Posted by ESC on November 07, 2003
In Reply to: "Space, the final frontier..." posted by frank laurino on November 06, 2003
: In 1963, two years before the pilot of "Star Trek" aired, I received a rather substantial color publication from NASA titled, "Space: The Final Frontier." The title was a nod to President John F. Kennedy, who led America into the space race; he often referred to space as the "new frontier" or the "final frontier" in speeches and press conferences.
Was the publication something for the public, an educational brochure?

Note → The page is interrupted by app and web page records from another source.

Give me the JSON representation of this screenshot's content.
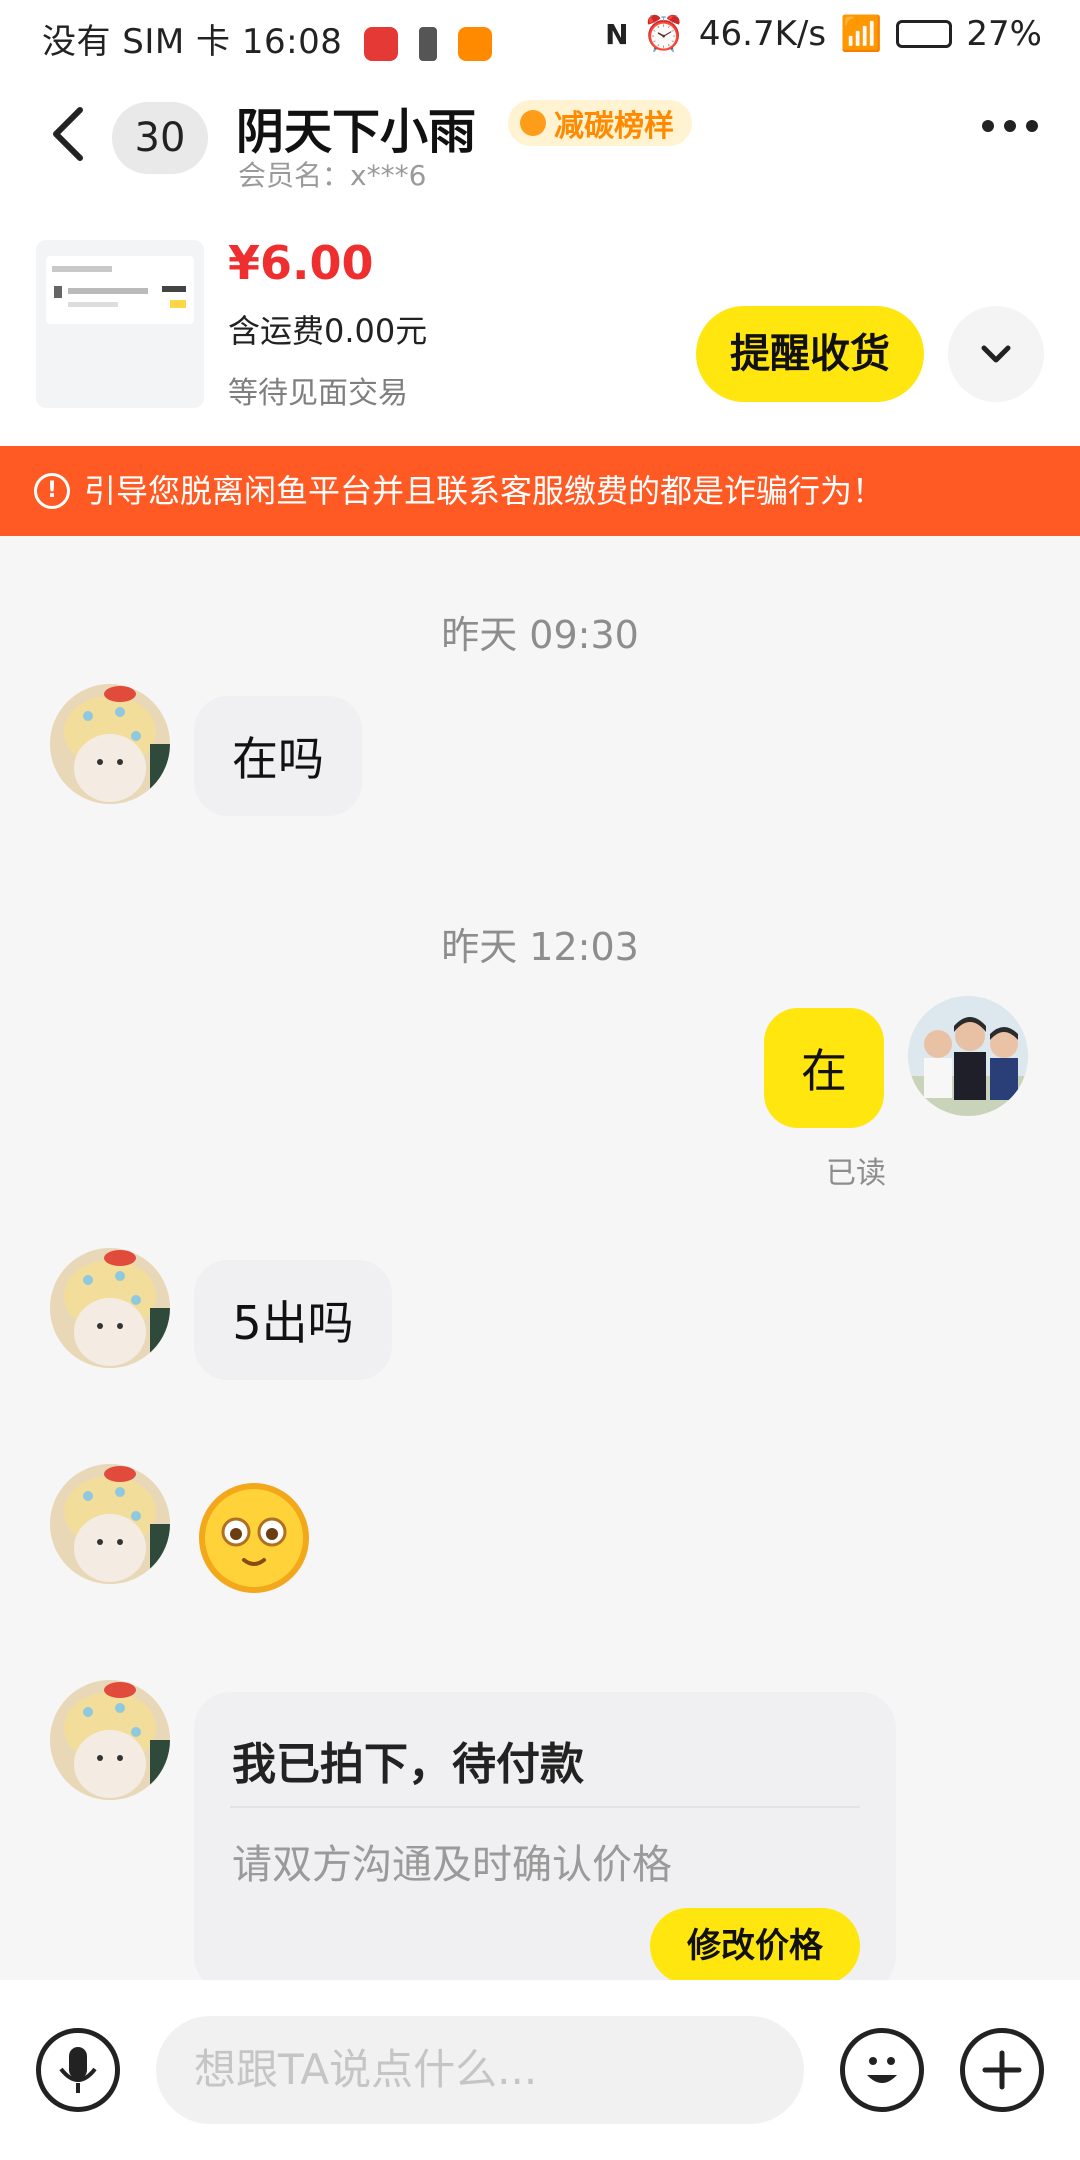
{
  "status_bar": {
    "left": "没有 SIM 卡 16:08",
    "net_speed": "46.7K/s",
    "battery": "27%"
  },
  "header": {
    "unread_count": "30",
    "title": "阴天下小雨",
    "tag": "减碳榜样",
    "member": "会员名：x***6"
  },
  "order": {
    "price": "¥6.00",
    "shipping": "含运费0.00元",
    "status": "等待见面交易",
    "remind_button": "提醒收货"
  },
  "banner": {
    "text": "引导您脱离闲鱼平台并且联系客服缴费的都是诈骗行为！"
  },
  "chat": {
    "time1": "昨天 09:30",
    "msg1": "在吗",
    "time2": "昨天 12:03",
    "msg2_me": "在",
    "read_label": "已读",
    "msg3": "5出吗",
    "card_title": "我已拍下，待付款",
    "card_desc": "请双方沟通及时确认价格",
    "card_button": "修改价格"
  },
  "input": {
    "placeholder": "想跟TA说点什么..."
  },
  "colors": {
    "accent_yellow": "#ffe60f",
    "banner_orange": "#ff5a24",
    "price_red": "#ef2f2f"
  }
}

NEW FRONTIER - There's a fairly long entry on "New Frontier" in the "Safire's New Political Dictionary" by William Safire (Random House, New York, 1993). Safire cites an early uses of "new frontier" including a speech by presidential candidate Alf Landon in 1936 and a book, "New Frontiers" by Henry A. Wallace two years before that. But Safire says, "Of course 'previous usages' can be found of almost any famous phrase." The "important usage" was by John F. Kennedy, accepting the Democratic nomination in the Los Angeles Coliseum in 1960: ".we stand today on the edge of a new frontier - the frontier of the 1960s." Safire also discusses possibilities concerning who suggested the phrase to Kennedy. "In 'Kennedy," Ted Sorensen, who prepared the acceptance speech for the candidate, takes a defensive stance: '.the basic concept of the New Frontier - and the term itself - was new to this speech. I know of no outsider who suggested that expression.' Thus Kennedy popularized, probably at Sorensen's suggestion, a phrase that was 'around.'"